Investing in Marketing Materials: I’ve just ordered new professional-looking business cards, and this summer for the first time ever, the Runamuk truck will be adorned with magnetic advertizing promoting the farm, all of which I ordered through Vistaprint during their “Big-Sale”, which gave me a discount of half-off on these valuable materials. We also plan to put up a farm-sign at the end of Burns Road–this will be the first time we’ve ever had a roadside sign.
Taking a Step Back: Having pushed my girls rather hard over the last 2 years, focused on increasing the numbers of my hives, I’ve decided to take a step back from that this year. While I do still hope to add at least a few new colonies to my apiaries–I’m going to wait and see how the season progresses before I set a particular number in stone. I’ve learned over the last few years that the weather does not always favor making splits and nucs, and that sometimes splitting a hive before they’re really ready can be detrimental. So this year I’m going to let the bees tell me if and when they’re ready.

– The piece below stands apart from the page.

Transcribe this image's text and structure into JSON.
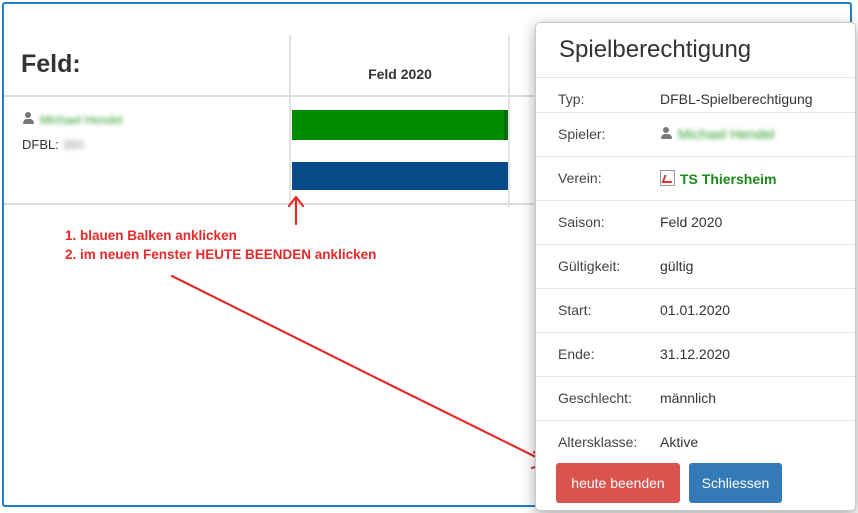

Location, location, location: I have had my eye on what I think will be a great location for Runamuk’s main apiary, but we’ll need to clear some saplings in order to gain access to this grassy knoll, and fell a few trees to open the clearing up enough to provide the hives with the sunlight they need. Once we’ve done that we can move the hives there and sit them so that they can soak up the sun on this south-facing slope.
Native Bee Nest Sites: This year, too, I’d like to set up my first “Native-Bee Hotel”, to start our good work as native bee conservationists, promoting native bees on our property.

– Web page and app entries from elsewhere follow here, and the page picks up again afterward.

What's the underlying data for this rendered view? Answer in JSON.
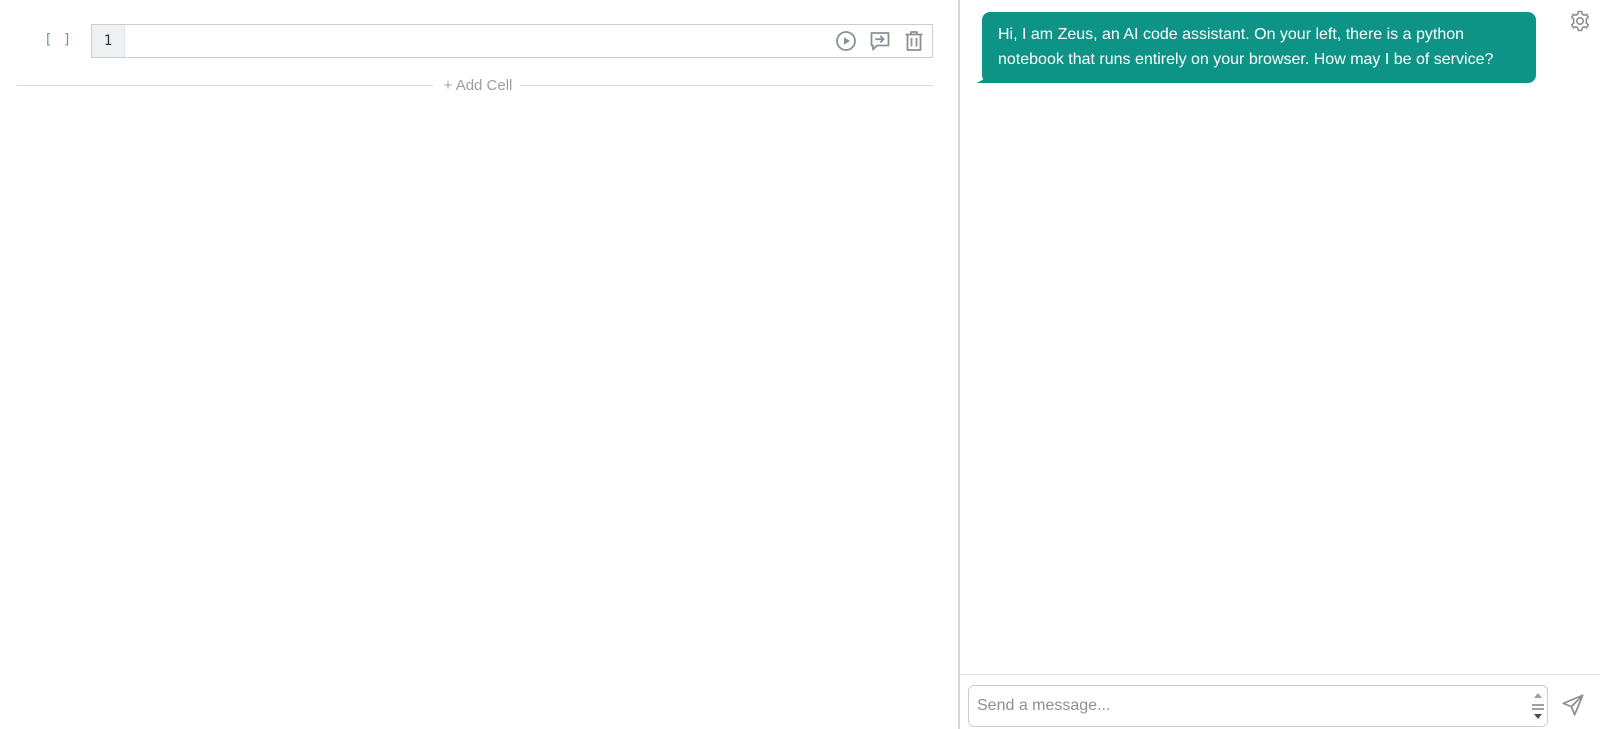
{
  "notebook": {
    "cells": [
      {
        "exec_count": "[ ]",
        "line_number": "1",
        "code": "",
        "tools": {
          "run_icon": "play-circle-icon",
          "ask_icon": "message-arrow-icon",
          "delete_icon": "trash-icon"
        }
      }
    ],
    "add_cell_label": "+ Add Cell"
  },
  "chat": {
    "settings_icon": "gear-icon",
    "messages": [
      {
        "role": "assistant",
        "text": "Hi, I am Zeus, an AI code assistant. On your left, there is a python notebook that runs entirely on your browser. How may I be of service?"
      }
    ],
    "input": {
      "value": "",
      "placeholder": "Send a message..."
    },
    "send_icon": "send-icon"
  },
  "colors": {
    "accent": "#0e9486",
    "exec_count": "#6aa36f",
    "icon_gray": "#8a9096"
  }
}
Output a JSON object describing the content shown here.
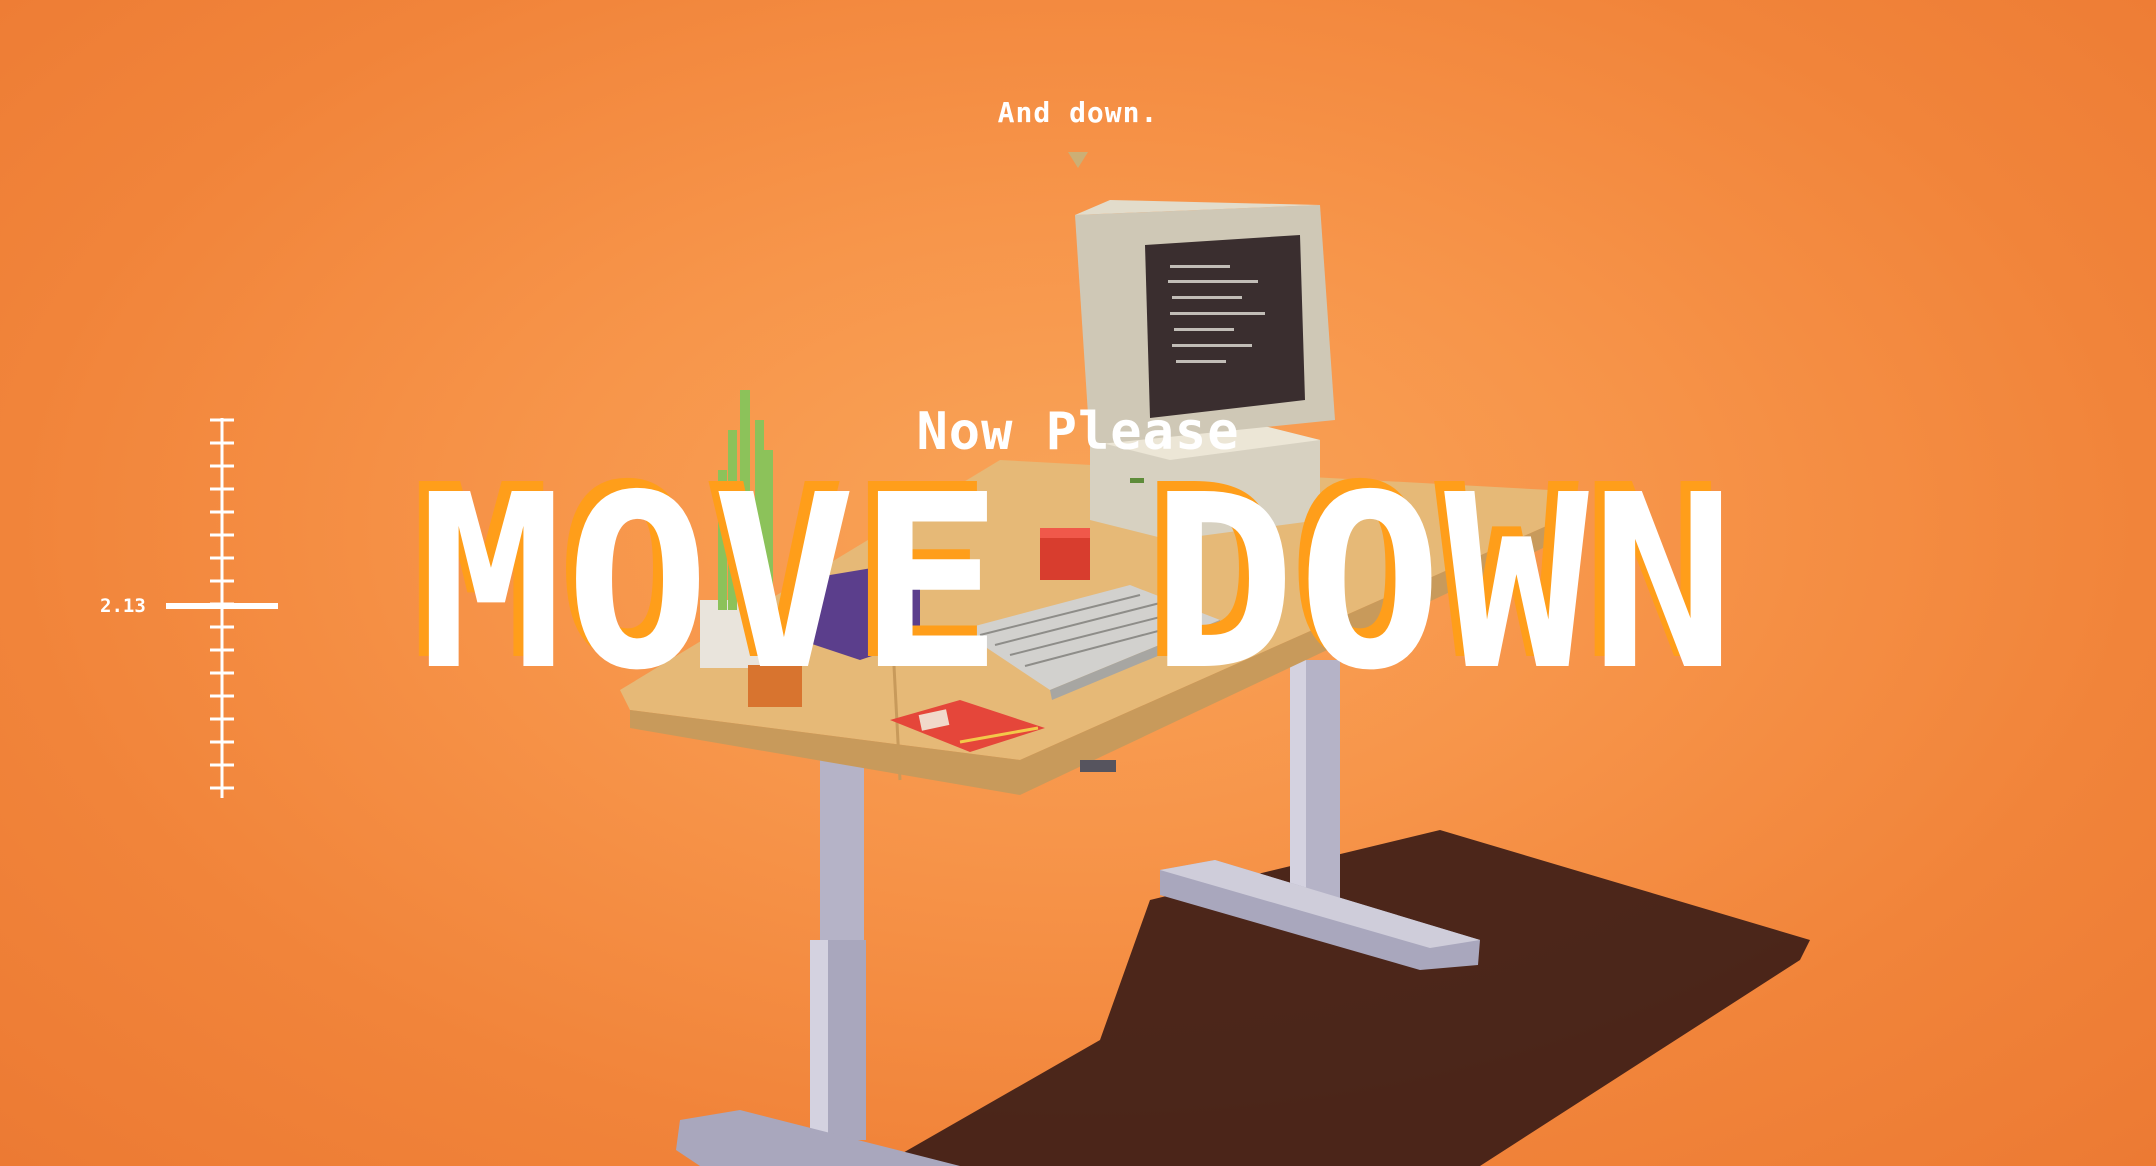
{
  "hud": {
    "hint_text": "And down.",
    "prompt_small": "Now Please",
    "prompt_big": "MOVE DOWN",
    "height_value": "2.13"
  },
  "colors": {
    "background": "#f7954a",
    "prompt_accent": "#ff9e1a",
    "text": "#ffffff",
    "desk_top": "#e9bd7a",
    "desk_legs": "#b7b4c9",
    "shadow": "#3d1d17"
  },
  "icons": {
    "hint_arrow": "down-arrow-icon"
  }
}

Processing License: The biggest concern regarding the apiary is preparing our kitchen to pass inspection so that we can gain our Home Processing License. Last year Tracy and Rick Kniffin of Kniffin’s Specialty Meats in Madison, generously allowed us to use their commercial kitchen to extract and bottle our honey. However using our own kitchen would make things much easier, and allow us to expand into other processed foods.

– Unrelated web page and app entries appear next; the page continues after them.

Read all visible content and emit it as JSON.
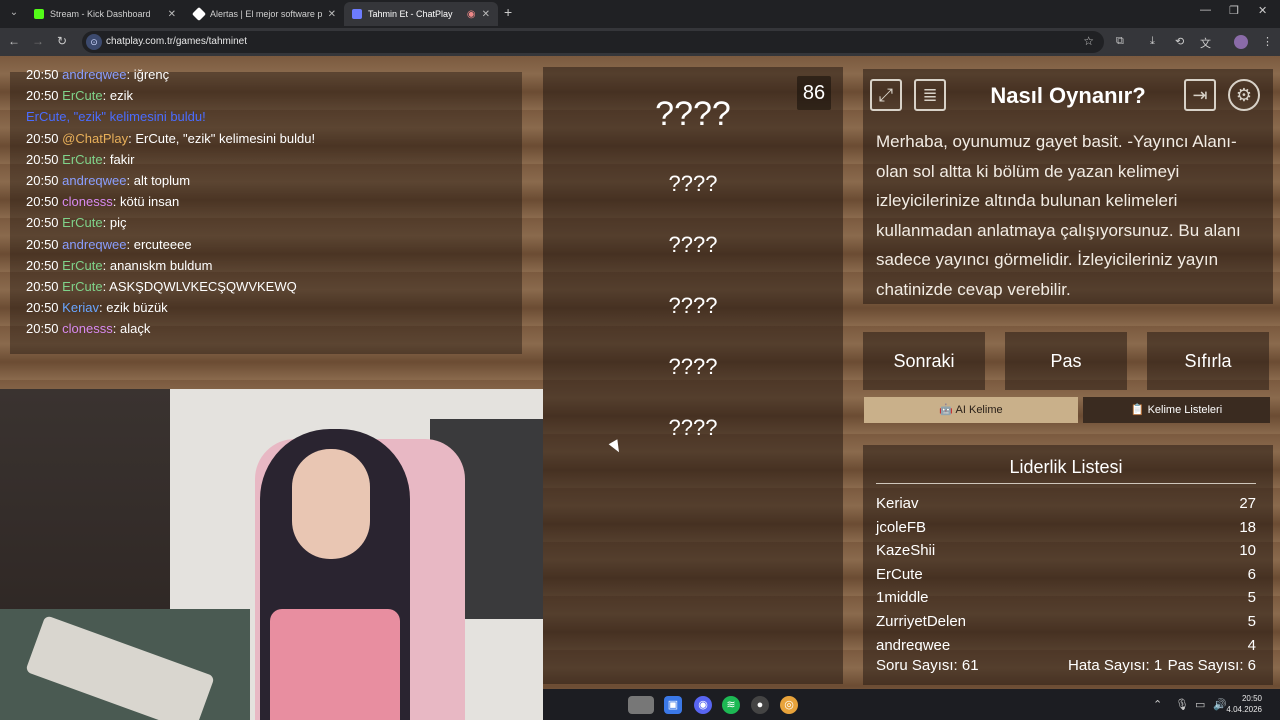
{
  "browser": {
    "tabs": [
      {
        "title": "Stream - Kick Dashboard",
        "favicon_color": "#53fc18"
      },
      {
        "title": "Alertas | El mejor software para",
        "favicon_color": "#ffffff"
      },
      {
        "title": "Tahmin Et - ChatPlay",
        "favicon_color": "#6d7cff"
      }
    ],
    "active_tab": 2,
    "url": "chatplay.com.tr/games/tahminet"
  },
  "chat": {
    "messages": [
      {
        "time": "20:50",
        "user": "andreqwee",
        "user_color": "#8a9eff",
        "text": ": iğrenç"
      },
      {
        "time": "20:50",
        "user": "ErCute",
        "user_color": "#7fd38a",
        "text": ": ezik"
      },
      {
        "time": "",
        "user": "",
        "user_color": "#4a6cff",
        "text": "ErCute, \"ezik\" kelimesini buldu!"
      },
      {
        "time": "20:50",
        "user": "@ChatPlay",
        "user_color": "#e8b05a",
        "text": ": ErCute, \"ezik\" kelimesini buldu!"
      },
      {
        "time": "20:50",
        "user": "ErCute",
        "user_color": "#7fd38a",
        "text": ": fakir"
      },
      {
        "time": "20:50",
        "user": "andreqwee",
        "user_color": "#8a9eff",
        "text": ": alt toplum"
      },
      {
        "time": "20:50",
        "user": "clonesss",
        "user_color": "#d88af0",
        "text": ": kötü insan"
      },
      {
        "time": "20:50",
        "user": "ErCute",
        "user_color": "#7fd38a",
        "text": ": piç"
      },
      {
        "time": "20:50",
        "user": "andreqwee",
        "user_color": "#8a9eff",
        "text": ": ercuteeee"
      },
      {
        "time": "20:50",
        "user": "ErCute",
        "user_color": "#7fd38a",
        "text": ": ananıskm buldum"
      },
      {
        "time": "20:50",
        "user": "ErCute",
        "user_color": "#7fd38a",
        "text": ": ASKŞDQWLVKECŞQWVKEWQ"
      },
      {
        "time": "20:50",
        "user": "Keriav",
        "user_color": "#6aa6ff",
        "text": ": ezik büzük"
      },
      {
        "time": "20:50",
        "user": "clonesss",
        "user_color": "#d88af0",
        "text": ": alaçk"
      }
    ]
  },
  "game": {
    "counter": "86",
    "words": [
      "????",
      "????",
      "????",
      "????",
      "????",
      "????"
    ]
  },
  "howto": {
    "title": "Nasıl Oynanır?",
    "body": "Merhaba, oyunumuz gayet basit. -Yayıncı Alanı- olan sol altta ki bölüm de yazan kelimeyi izleyicilerinize altında bulunan kelimeleri kullanmadan anlatmaya çalışıyorsunuz. Bu alanı sadece yayıncı görmelidir. İzleyicileriniz yayın chatinizde cevap verebilir."
  },
  "actions": {
    "next": "Sonraki",
    "pass": "Pas",
    "reset": "Sıfırla",
    "ai_word": "AI Kelime",
    "word_lists": "Kelime Listeleri"
  },
  "leaderboard": {
    "title": "Liderlik Listesi",
    "rows": [
      {
        "name": "Keriav",
        "score": "27"
      },
      {
        "name": "jcoleFB",
        "score": "18"
      },
      {
        "name": "KazeShii",
        "score": "10"
      },
      {
        "name": "ErCute",
        "score": "6"
      },
      {
        "name": "1middle",
        "score": "5"
      },
      {
        "name": "ZurriyetDelen",
        "score": "5"
      },
      {
        "name": "andreqwee",
        "score": "4"
      }
    ],
    "question_count": "Soru Sayısı: 61",
    "error_count": "Hata Sayısı: 1",
    "pass_count": "Pas Sayısı: 6"
  },
  "taskbar": {
    "time": "20:50",
    "date": "4.04.2026"
  }
}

While our main priorities this year largely involve projects that will bring a return on our investments, there are some basic components we need to have in place before next winter just to support our own family.
Cold-Storage: In order to preserve the root crops we grow for our family’s winter consumption, we plan to put in some form of cold-storage system. The scale of the cold storage system will be dependent on the success of the kickstarter campaign, since a tractor will enable us to dig into the hillside to hollow out a cavity, which Keith could build a structure into, and then berm the structure using the tractor once again. Without a tractor a cold-storage is still possible, but it would be considerably smaller–such as a discarded freezer buried in the ground, or maybe just a couple of garbage cans buried in the ground.
Dehydrator: Another key piece of the infrastructure for our family homestead is the solar dehydrator, which will allow us to dry tomatoes, apples, herbs, and more for winter storage. I’m hoping Keith will find time to slap something together for me to utilize, however I’ve seen plans that require little more than a screen, and should there be no other options, it will still be possible for me to dry foods for storage.
Starting Seeds and Waiting for Spring
For the most part we’re in a state of limbo, waiting for spring to arrive, and the snow to melt. However we’ve been able to get a tentative start on some of these projects–like the orchard, and our marketing campaign is underway. This week the mini high-tunnel is going up and I will be able to get started soon sowing seeds. I’m anxious to get started, but at the same time trying to enjoy these last few weeks of relative quiet before all hell breaks loose! lol! 😉